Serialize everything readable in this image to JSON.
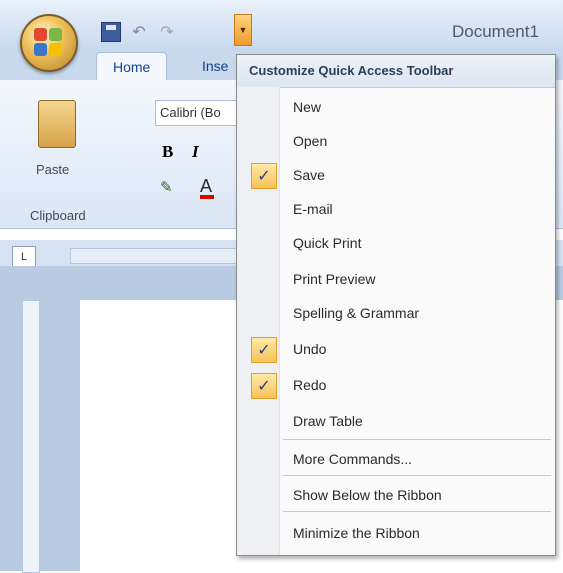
{
  "window": {
    "document_title": "Document1"
  },
  "tabs": [
    {
      "label": "Home"
    },
    {
      "label": "Inse"
    }
  ],
  "ribbon": {
    "paste_label": "Paste",
    "clipboard_label": "Clipboard",
    "font_name": "Calibri (Bo",
    "bold": "B",
    "italic": "I",
    "font_color": "A"
  },
  "ruler": {
    "tab_selector": "L"
  },
  "menu": {
    "header": "Customize Quick Access Toolbar",
    "items": [
      {
        "label": "New",
        "checked": false
      },
      {
        "label": "Open",
        "checked": false
      },
      {
        "label": "Save",
        "checked": true
      },
      {
        "label": "E-mail",
        "checked": false
      },
      {
        "label": "Quick Print",
        "checked": false
      },
      {
        "label": "Print Preview",
        "checked": false
      },
      {
        "label": "Spelling & Grammar",
        "checked": false
      },
      {
        "label": "Undo",
        "checked": true
      },
      {
        "label": "Redo",
        "checked": true
      },
      {
        "label": "Draw Table",
        "checked": false
      },
      {
        "label": "More Commands...",
        "checked": false
      },
      {
        "label": "Show Below the Ribbon",
        "checked": false
      },
      {
        "label": "Minimize the Ribbon",
        "checked": false
      }
    ],
    "check_glyph": "✓"
  },
  "colors": {
    "accent": "#f7c257",
    "ribbon": "#dbe6f5",
    "title_text": "#15428b"
  }
}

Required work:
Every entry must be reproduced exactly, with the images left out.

Final answer:
Serialize everything readable in this image to JSON.
{
  "window": {
    "document_title": "Document1"
  },
  "tabs": [
    {
      "label": "Home"
    },
    {
      "label": "Inse"
    }
  ],
  "ribbon": {
    "paste_label": "Paste",
    "clipboard_label": "Clipboard",
    "font_name": "Calibri (Bo",
    "bold": "B",
    "italic": "I",
    "font_color": "A"
  },
  "ruler": {
    "tab_selector": "L"
  },
  "menu": {
    "header": "Customize Quick Access Toolbar",
    "items": [
      {
        "label": "New",
        "checked": false
      },
      {
        "label": "Open",
        "checked": false
      },
      {
        "label": "Save",
        "checked": true
      },
      {
        "label": "E-mail",
        "checked": false
      },
      {
        "label": "Quick Print",
        "checked": false
      },
      {
        "label": "Print Preview",
        "checked": false
      },
      {
        "label": "Spelling & Grammar",
        "checked": false
      },
      {
        "label": "Undo",
        "checked": true
      },
      {
        "label": "Redo",
        "checked": true
      },
      {
        "label": "Draw Table",
        "checked": false
      },
      {
        "label": "More Commands...",
        "checked": false
      },
      {
        "label": "Show Below the Ribbon",
        "checked": false
      },
      {
        "label": "Minimize the Ribbon",
        "checked": false
      }
    ],
    "check_glyph": "✓"
  },
  "colors": {
    "accent": "#f7c257",
    "ribbon": "#dbe6f5",
    "title_text": "#15428b"
  }
}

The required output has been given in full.